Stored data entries
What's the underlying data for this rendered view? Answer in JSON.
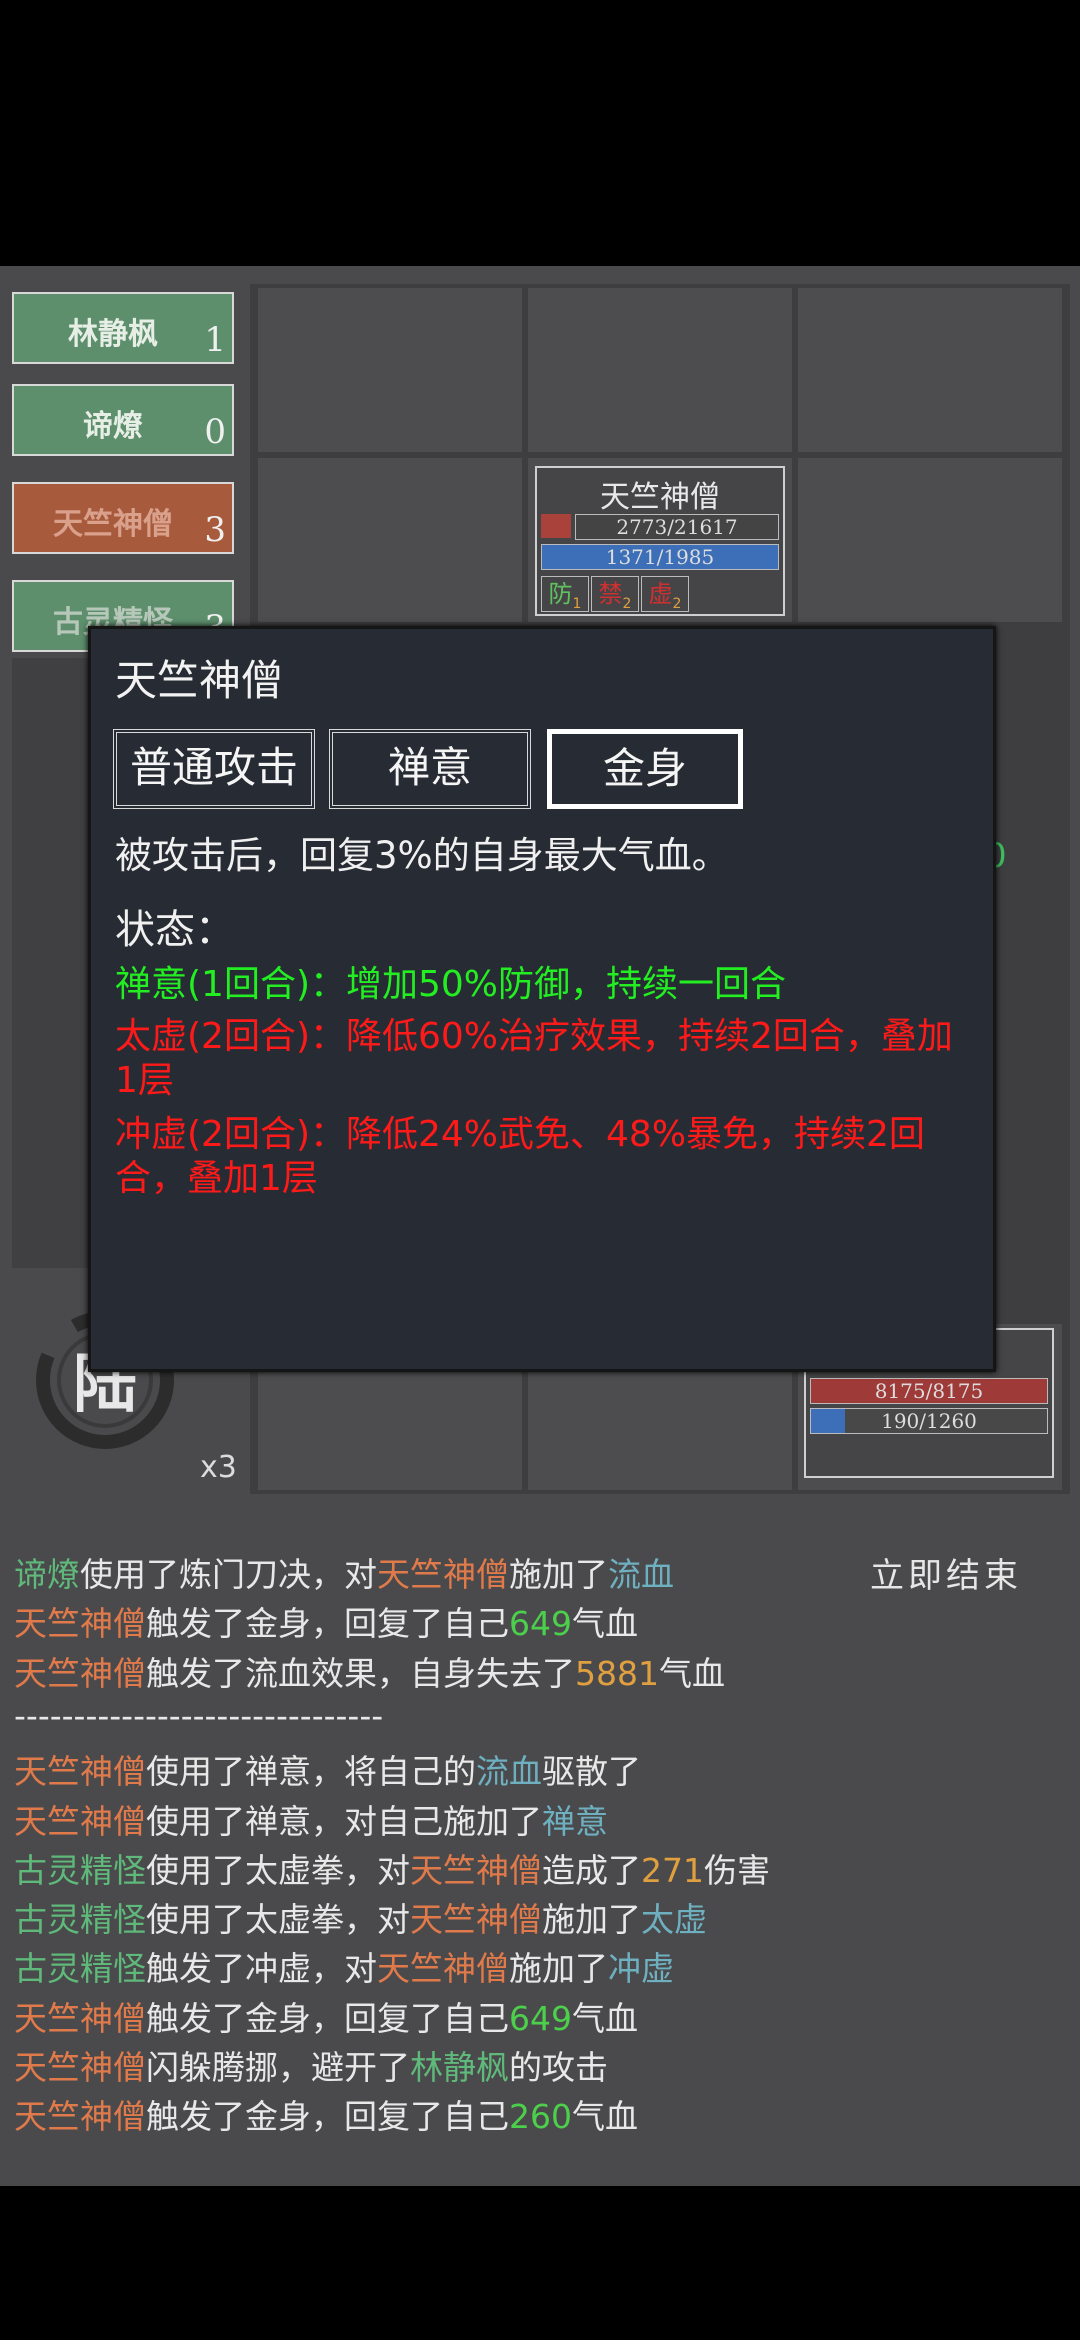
{
  "sidebar": {
    "teams": [
      {
        "name": "林静枫",
        "count": "1"
      },
      {
        "name": "谛燎",
        "count": "0"
      },
      {
        "name": "天竺神僧",
        "count": "3"
      },
      {
        "name": "古灵精怪",
        "count": "3"
      }
    ]
  },
  "board": {
    "enemy_card": {
      "name": "天竺神僧",
      "hp": "2773/21617",
      "mp": "1371/1985",
      "buffs": [
        {
          "label": "防",
          "n": "1"
        },
        {
          "label": "禁",
          "n": "2"
        },
        {
          "label": "虚",
          "n": "2"
        }
      ]
    },
    "ally_card": {
      "hp": "8175/8175",
      "mp": "190/1260"
    },
    "partial_number": "0",
    "seal_glyph": "陆",
    "speed": "x3"
  },
  "popup": {
    "title": "天竺神僧",
    "skills": [
      "普通攻击",
      "禅意",
      "金身"
    ],
    "selected": 2,
    "description": "被攻击后，回复3%的自身最大气血。",
    "status_header": "状态：",
    "statuses": [
      {
        "text": "禅意(1回合)：增加50%防御，持续一回合",
        "kind": "buff"
      },
      {
        "text": "太虚(2回合)：降低60%治疗效果，持续2回合，叠加1层",
        "kind": "debuff"
      },
      {
        "text": "冲虚(2回合)：降低24%武免、48%暴免，持续2回合，叠加1层",
        "kind": "debuff"
      }
    ]
  },
  "end_button": "立即结束",
  "log": [
    [
      {
        "t": "谛燎",
        "c": "green"
      },
      {
        "t": "使用了炼门刀决，对"
      },
      {
        "t": "天竺神僧",
        "c": "red"
      },
      {
        "t": "施加了"
      },
      {
        "t": "流血",
        "c": "blue"
      }
    ],
    [
      {
        "t": "天竺神僧",
        "c": "red"
      },
      {
        "t": "触发了金身，回复了自己"
      },
      {
        "t": "649",
        "c": "numg"
      },
      {
        "t": "气血"
      }
    ],
    [
      {
        "t": "天竺神僧",
        "c": "red"
      },
      {
        "t": "触发了流血效果，自身失去了"
      },
      {
        "t": "5881",
        "c": "numo"
      },
      {
        "t": "气血"
      }
    ],
    [
      {
        "t": "-------------------------------"
      }
    ],
    [
      {
        "t": "天竺神僧",
        "c": "red"
      },
      {
        "t": "使用了禅意，将自己的"
      },
      {
        "t": "流血",
        "c": "blue"
      },
      {
        "t": "驱散了"
      }
    ],
    [
      {
        "t": "天竺神僧",
        "c": "red"
      },
      {
        "t": "使用了禅意，对自己施加了"
      },
      {
        "t": "禅意",
        "c": "blue"
      }
    ],
    [
      {
        "t": "古灵精怪",
        "c": "green"
      },
      {
        "t": "使用了太虚拳，对"
      },
      {
        "t": "天竺神僧",
        "c": "red"
      },
      {
        "t": "造成了"
      },
      {
        "t": "271",
        "c": "numo"
      },
      {
        "t": "伤害"
      }
    ],
    [
      {
        "t": "古灵精怪",
        "c": "green"
      },
      {
        "t": "使用了太虚拳，对"
      },
      {
        "t": "天竺神僧",
        "c": "red"
      },
      {
        "t": "施加了"
      },
      {
        "t": "太虚",
        "c": "blue"
      }
    ],
    [
      {
        "t": "古灵精怪",
        "c": "green"
      },
      {
        "t": "触发了冲虚，对"
      },
      {
        "t": "天竺神僧",
        "c": "red"
      },
      {
        "t": "施加了"
      },
      {
        "t": "冲虚",
        "c": "blue"
      }
    ],
    [
      {
        "t": "天竺神僧",
        "c": "red"
      },
      {
        "t": "触发了金身，回复了自己"
      },
      {
        "t": "649",
        "c": "numg"
      },
      {
        "t": "气血"
      }
    ],
    [
      {
        "t": "天竺神僧",
        "c": "red"
      },
      {
        "t": "闪躲腾挪，避开了"
      },
      {
        "t": "林静枫",
        "c": "green"
      },
      {
        "t": "的攻击"
      }
    ],
    [
      {
        "t": "天竺神僧",
        "c": "red"
      },
      {
        "t": "触发了金身，回复了自己"
      },
      {
        "t": "260",
        "c": "numg"
      },
      {
        "t": "气血"
      }
    ]
  ]
}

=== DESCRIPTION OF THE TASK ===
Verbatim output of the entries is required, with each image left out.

=== WRITTEN RESPONSE ===
What's the underlying data for this rendered view? Answer in JSON.
{
  "sidebar": {
    "teams": [
      {
        "name": "林静枫",
        "count": "1"
      },
      {
        "name": "谛燎",
        "count": "0"
      },
      {
        "name": "天竺神僧",
        "count": "3"
      },
      {
        "name": "古灵精怪",
        "count": "3"
      }
    ]
  },
  "board": {
    "enemy_card": {
      "name": "天竺神僧",
      "hp": "2773/21617",
      "mp": "1371/1985",
      "buffs": [
        {
          "label": "防",
          "n": "1"
        },
        {
          "label": "禁",
          "n": "2"
        },
        {
          "label": "虚",
          "n": "2"
        }
      ]
    },
    "ally_card": {
      "hp": "8175/8175",
      "mp": "190/1260"
    },
    "partial_number": "0",
    "seal_glyph": "陆",
    "speed": "x3"
  },
  "popup": {
    "title": "天竺神僧",
    "skills": [
      "普通攻击",
      "禅意",
      "金身"
    ],
    "selected": 2,
    "description": "被攻击后，回复3%的自身最大气血。",
    "status_header": "状态：",
    "statuses": [
      {
        "text": "禅意(1回合)：增加50%防御，持续一回合",
        "kind": "buff"
      },
      {
        "text": "太虚(2回合)：降低60%治疗效果，持续2回合，叠加1层",
        "kind": "debuff"
      },
      {
        "text": "冲虚(2回合)：降低24%武免、48%暴免，持续2回合，叠加1层",
        "kind": "debuff"
      }
    ]
  },
  "end_button": "立即结束",
  "log": [
    [
      {
        "t": "谛燎",
        "c": "green"
      },
      {
        "t": "使用了炼门刀决，对"
      },
      {
        "t": "天竺神僧",
        "c": "red"
      },
      {
        "t": "施加了"
      },
      {
        "t": "流血",
        "c": "blue"
      }
    ],
    [
      {
        "t": "天竺神僧",
        "c": "red"
      },
      {
        "t": "触发了金身，回复了自己"
      },
      {
        "t": "649",
        "c": "numg"
      },
      {
        "t": "气血"
      }
    ],
    [
      {
        "t": "天竺神僧",
        "c": "red"
      },
      {
        "t": "触发了流血效果，自身失去了"
      },
      {
        "t": "5881",
        "c": "numo"
      },
      {
        "t": "气血"
      }
    ],
    [
      {
        "t": "-------------------------------"
      }
    ],
    [
      {
        "t": "天竺神僧",
        "c": "red"
      },
      {
        "t": "使用了禅意，将自己的"
      },
      {
        "t": "流血",
        "c": "blue"
      },
      {
        "t": "驱散了"
      }
    ],
    [
      {
        "t": "天竺神僧",
        "c": "red"
      },
      {
        "t": "使用了禅意，对自己施加了"
      },
      {
        "t": "禅意",
        "c": "blue"
      }
    ],
    [
      {
        "t": "古灵精怪",
        "c": "green"
      },
      {
        "t": "使用了太虚拳，对"
      },
      {
        "t": "天竺神僧",
        "c": "red"
      },
      {
        "t": "造成了"
      },
      {
        "t": "271",
        "c": "numo"
      },
      {
        "t": "伤害"
      }
    ],
    [
      {
        "t": "古灵精怪",
        "c": "green"
      },
      {
        "t": "使用了太虚拳，对"
      },
      {
        "t": "天竺神僧",
        "c": "red"
      },
      {
        "t": "施加了"
      },
      {
        "t": "太虚",
        "c": "blue"
      }
    ],
    [
      {
        "t": "古灵精怪",
        "c": "green"
      },
      {
        "t": "触发了冲虚，对"
      },
      {
        "t": "天竺神僧",
        "c": "red"
      },
      {
        "t": "施加了"
      },
      {
        "t": "冲虚",
        "c": "blue"
      }
    ],
    [
      {
        "t": "天竺神僧",
        "c": "red"
      },
      {
        "t": "触发了金身，回复了自己"
      },
      {
        "t": "649",
        "c": "numg"
      },
      {
        "t": "气血"
      }
    ],
    [
      {
        "t": "天竺神僧",
        "c": "red"
      },
      {
        "t": "闪躲腾挪，避开了"
      },
      {
        "t": "林静枫",
        "c": "green"
      },
      {
        "t": "的攻击"
      }
    ],
    [
      {
        "t": "天竺神僧",
        "c": "red"
      },
      {
        "t": "触发了金身，回复了自己"
      },
      {
        "t": "260",
        "c": "numg"
      },
      {
        "t": "气血"
      }
    ]
  ]
}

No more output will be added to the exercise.